Data extracted from a collection:
☆ ☆ ☆
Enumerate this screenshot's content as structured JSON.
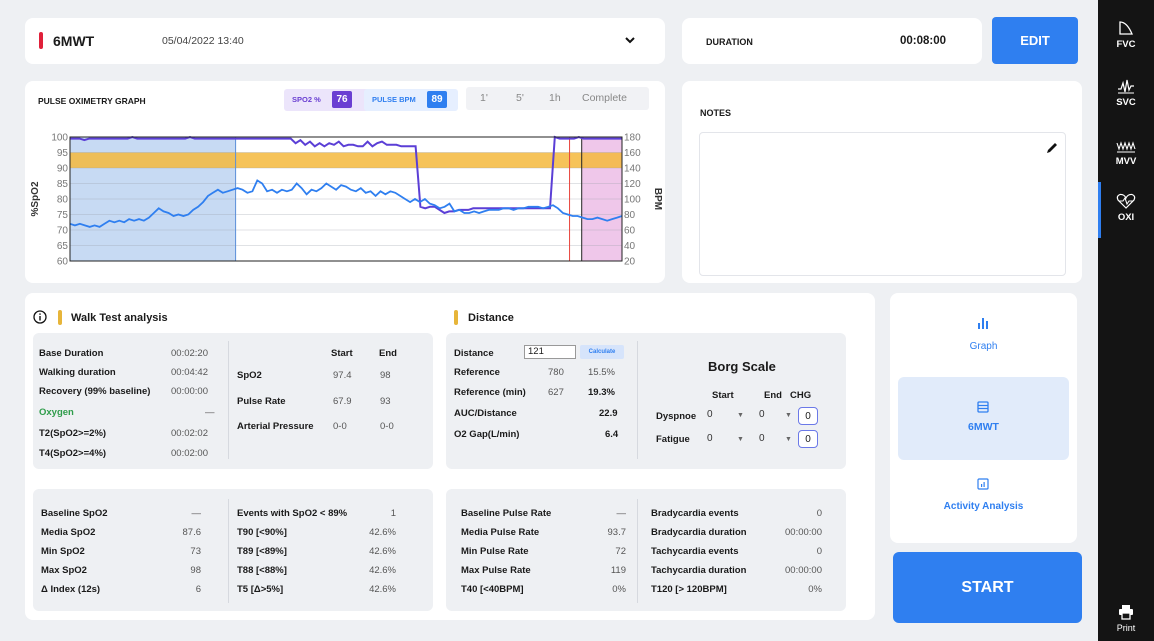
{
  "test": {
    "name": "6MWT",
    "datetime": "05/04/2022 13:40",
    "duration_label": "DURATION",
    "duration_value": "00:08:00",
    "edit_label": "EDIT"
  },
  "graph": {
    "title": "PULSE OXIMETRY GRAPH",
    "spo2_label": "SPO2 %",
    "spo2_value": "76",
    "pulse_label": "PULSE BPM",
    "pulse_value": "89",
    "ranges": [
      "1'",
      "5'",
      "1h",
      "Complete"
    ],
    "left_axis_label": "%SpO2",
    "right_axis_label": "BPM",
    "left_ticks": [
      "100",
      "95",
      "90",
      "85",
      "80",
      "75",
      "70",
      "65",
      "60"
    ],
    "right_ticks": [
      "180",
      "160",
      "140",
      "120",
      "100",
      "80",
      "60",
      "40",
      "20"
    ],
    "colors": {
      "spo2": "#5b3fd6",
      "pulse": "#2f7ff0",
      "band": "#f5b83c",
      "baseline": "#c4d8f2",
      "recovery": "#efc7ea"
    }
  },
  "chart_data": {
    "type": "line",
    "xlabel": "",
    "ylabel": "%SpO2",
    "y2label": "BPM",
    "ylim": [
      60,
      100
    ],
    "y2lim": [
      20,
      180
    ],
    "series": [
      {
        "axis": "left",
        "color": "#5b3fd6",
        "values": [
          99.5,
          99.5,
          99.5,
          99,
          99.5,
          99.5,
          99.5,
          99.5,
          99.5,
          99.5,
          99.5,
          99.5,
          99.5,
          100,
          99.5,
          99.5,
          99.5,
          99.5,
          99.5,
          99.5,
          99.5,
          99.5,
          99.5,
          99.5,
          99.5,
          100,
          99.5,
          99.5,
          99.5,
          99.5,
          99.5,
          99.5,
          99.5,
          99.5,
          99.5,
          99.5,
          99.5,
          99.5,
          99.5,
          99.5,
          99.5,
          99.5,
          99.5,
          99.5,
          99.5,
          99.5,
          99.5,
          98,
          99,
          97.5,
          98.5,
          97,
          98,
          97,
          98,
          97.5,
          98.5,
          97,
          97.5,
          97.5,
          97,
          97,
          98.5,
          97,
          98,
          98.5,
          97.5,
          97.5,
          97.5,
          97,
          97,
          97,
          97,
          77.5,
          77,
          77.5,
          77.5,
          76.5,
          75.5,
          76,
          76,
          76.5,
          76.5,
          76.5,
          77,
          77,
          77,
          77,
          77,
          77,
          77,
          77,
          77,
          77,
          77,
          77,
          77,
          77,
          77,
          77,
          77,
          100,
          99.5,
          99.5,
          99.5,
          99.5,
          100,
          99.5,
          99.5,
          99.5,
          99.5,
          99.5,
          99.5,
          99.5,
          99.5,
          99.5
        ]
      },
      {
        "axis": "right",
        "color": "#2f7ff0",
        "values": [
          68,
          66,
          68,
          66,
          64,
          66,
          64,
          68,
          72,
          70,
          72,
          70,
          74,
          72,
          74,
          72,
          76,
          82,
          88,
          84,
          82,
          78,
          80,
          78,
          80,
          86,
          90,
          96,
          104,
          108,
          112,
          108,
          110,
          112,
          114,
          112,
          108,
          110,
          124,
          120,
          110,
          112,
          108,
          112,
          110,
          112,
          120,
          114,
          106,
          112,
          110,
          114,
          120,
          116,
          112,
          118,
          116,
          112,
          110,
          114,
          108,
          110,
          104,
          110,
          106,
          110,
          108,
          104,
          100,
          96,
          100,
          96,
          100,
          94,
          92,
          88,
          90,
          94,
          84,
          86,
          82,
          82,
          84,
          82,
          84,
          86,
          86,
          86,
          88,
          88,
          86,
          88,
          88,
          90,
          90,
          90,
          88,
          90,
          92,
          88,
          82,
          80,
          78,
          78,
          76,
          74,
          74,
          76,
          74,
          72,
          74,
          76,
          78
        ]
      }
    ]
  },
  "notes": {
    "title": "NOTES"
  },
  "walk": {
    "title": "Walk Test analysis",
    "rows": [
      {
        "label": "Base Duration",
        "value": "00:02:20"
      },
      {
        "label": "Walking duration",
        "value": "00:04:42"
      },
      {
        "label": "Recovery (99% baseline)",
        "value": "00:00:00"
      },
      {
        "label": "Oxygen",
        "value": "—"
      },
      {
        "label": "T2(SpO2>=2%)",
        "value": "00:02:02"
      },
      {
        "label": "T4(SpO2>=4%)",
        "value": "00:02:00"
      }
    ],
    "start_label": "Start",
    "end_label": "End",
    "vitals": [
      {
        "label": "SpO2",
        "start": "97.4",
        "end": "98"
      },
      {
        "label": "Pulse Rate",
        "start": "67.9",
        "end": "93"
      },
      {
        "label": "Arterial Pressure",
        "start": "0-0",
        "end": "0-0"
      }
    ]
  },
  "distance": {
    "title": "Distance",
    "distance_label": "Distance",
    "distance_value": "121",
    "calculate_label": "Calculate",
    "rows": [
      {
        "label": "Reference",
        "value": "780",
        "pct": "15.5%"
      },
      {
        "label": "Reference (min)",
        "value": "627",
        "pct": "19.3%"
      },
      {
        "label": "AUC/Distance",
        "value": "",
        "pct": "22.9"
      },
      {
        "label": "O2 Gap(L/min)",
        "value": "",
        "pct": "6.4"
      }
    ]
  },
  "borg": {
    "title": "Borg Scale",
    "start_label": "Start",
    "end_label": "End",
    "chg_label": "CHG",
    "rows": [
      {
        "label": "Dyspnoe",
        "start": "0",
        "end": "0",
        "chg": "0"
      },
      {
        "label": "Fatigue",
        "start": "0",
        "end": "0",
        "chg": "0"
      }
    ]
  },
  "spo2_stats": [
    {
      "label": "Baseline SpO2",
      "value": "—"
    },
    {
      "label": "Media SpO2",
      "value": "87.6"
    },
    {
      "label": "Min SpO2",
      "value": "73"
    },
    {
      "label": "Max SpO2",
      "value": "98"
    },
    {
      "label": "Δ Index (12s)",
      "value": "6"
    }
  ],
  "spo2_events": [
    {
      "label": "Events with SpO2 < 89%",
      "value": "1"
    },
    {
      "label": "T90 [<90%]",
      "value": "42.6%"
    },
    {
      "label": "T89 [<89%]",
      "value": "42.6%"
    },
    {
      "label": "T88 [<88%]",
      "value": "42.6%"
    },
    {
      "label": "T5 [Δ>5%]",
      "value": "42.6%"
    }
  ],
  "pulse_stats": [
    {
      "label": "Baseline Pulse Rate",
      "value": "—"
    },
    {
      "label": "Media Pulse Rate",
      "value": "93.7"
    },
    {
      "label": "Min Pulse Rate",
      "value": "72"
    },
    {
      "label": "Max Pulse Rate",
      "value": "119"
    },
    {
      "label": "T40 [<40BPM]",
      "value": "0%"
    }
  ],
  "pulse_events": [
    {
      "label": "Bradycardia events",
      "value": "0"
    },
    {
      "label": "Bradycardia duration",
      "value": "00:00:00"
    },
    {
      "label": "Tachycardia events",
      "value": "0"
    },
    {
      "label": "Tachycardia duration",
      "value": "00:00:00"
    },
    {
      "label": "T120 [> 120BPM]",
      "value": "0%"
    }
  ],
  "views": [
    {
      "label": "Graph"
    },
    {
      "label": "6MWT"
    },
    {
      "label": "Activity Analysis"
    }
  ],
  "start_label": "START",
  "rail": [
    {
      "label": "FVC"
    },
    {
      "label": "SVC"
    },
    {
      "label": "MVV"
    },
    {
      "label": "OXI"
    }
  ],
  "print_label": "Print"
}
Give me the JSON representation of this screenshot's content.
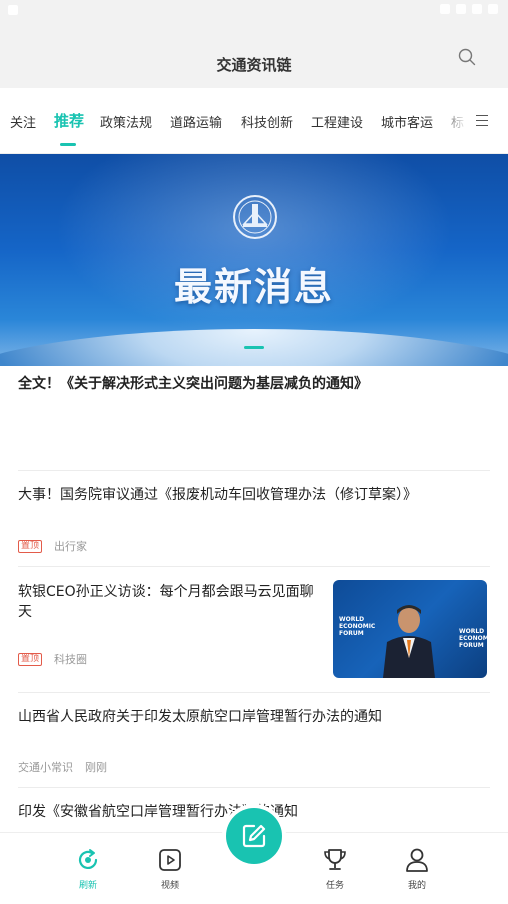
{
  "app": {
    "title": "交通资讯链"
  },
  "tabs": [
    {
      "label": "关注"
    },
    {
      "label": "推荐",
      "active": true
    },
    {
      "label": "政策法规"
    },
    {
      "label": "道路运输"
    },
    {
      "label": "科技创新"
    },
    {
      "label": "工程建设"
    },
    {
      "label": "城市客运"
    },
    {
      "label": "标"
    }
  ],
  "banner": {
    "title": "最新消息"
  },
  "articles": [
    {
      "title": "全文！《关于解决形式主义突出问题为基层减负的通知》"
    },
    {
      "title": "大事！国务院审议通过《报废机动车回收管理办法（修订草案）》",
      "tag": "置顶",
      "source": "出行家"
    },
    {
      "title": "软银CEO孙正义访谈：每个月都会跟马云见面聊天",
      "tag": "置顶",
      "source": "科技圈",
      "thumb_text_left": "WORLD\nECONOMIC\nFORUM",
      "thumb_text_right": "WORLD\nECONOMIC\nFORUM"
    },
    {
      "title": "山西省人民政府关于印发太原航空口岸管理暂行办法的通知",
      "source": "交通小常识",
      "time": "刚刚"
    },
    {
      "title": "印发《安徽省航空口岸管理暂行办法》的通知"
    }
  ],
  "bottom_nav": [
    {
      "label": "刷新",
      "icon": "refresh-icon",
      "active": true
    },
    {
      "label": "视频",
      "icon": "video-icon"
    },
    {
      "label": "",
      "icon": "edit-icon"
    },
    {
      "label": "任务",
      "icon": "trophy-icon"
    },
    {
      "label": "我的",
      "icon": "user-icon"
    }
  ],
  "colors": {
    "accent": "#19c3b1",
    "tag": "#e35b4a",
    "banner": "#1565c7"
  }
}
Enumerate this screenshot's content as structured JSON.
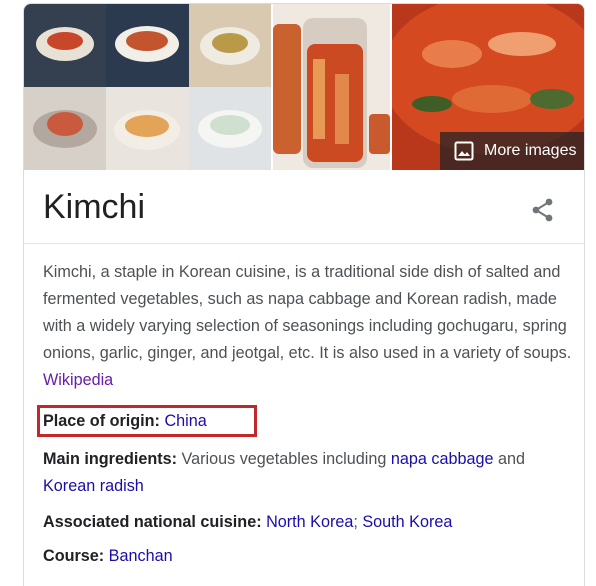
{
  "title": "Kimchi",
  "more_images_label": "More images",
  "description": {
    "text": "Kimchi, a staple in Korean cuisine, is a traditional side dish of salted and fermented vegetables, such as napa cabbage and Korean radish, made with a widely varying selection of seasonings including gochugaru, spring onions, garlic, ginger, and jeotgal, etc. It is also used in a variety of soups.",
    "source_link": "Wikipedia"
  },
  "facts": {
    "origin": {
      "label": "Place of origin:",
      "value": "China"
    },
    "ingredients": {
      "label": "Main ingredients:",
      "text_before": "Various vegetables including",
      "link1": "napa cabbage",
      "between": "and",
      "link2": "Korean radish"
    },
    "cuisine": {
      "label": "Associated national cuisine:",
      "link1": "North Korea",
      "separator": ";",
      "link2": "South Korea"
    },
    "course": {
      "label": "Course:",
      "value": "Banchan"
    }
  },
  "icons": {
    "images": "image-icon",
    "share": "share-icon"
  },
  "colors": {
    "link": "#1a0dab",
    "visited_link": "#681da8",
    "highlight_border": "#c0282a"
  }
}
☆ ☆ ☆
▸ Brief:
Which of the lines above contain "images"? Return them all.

▸ Result:
  "more_images_label": "More images",
    "images": "image-icon",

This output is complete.